[Element data from apps and pages]
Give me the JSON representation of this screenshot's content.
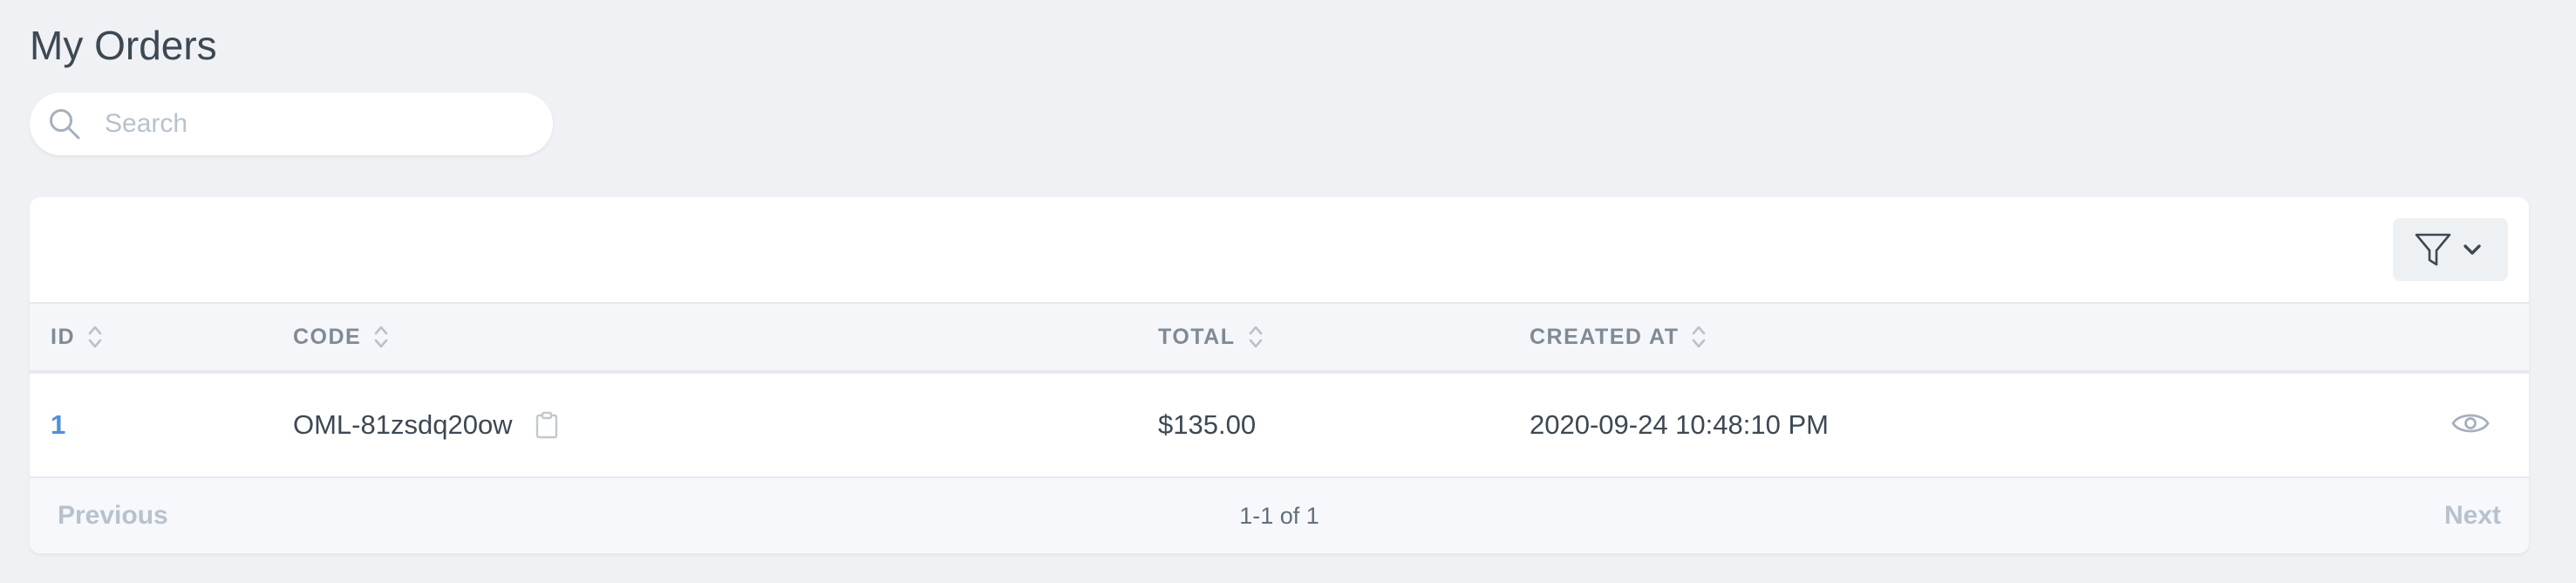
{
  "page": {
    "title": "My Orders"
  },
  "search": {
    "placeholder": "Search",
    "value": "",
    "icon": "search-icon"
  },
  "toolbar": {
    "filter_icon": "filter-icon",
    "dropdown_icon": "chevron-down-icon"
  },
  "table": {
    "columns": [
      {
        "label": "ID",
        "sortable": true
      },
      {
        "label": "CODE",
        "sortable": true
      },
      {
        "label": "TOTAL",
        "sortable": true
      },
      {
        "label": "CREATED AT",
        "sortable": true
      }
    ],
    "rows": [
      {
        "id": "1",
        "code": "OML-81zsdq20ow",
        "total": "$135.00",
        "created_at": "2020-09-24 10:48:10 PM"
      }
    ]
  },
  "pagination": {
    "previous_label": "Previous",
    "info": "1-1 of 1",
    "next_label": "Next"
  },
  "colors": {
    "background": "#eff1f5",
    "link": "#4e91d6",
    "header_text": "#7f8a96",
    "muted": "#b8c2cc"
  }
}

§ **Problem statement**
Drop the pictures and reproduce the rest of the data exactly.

§ **Answer for this exercise**
Give me the JSON representation of this screenshot's content.
{
  "page": {
    "title": "My Orders"
  },
  "search": {
    "placeholder": "Search",
    "value": "",
    "icon": "search-icon"
  },
  "toolbar": {
    "filter_icon": "filter-icon",
    "dropdown_icon": "chevron-down-icon"
  },
  "table": {
    "columns": [
      {
        "label": "ID",
        "sortable": true
      },
      {
        "label": "CODE",
        "sortable": true
      },
      {
        "label": "TOTAL",
        "sortable": true
      },
      {
        "label": "CREATED AT",
        "sortable": true
      }
    ],
    "rows": [
      {
        "id": "1",
        "code": "OML-81zsdq20ow",
        "total": "$135.00",
        "created_at": "2020-09-24 10:48:10 PM"
      }
    ]
  },
  "pagination": {
    "previous_label": "Previous",
    "info": "1-1 of 1",
    "next_label": "Next"
  },
  "colors": {
    "background": "#eff1f5",
    "link": "#4e91d6",
    "header_text": "#7f8a96",
    "muted": "#b8c2cc"
  }
}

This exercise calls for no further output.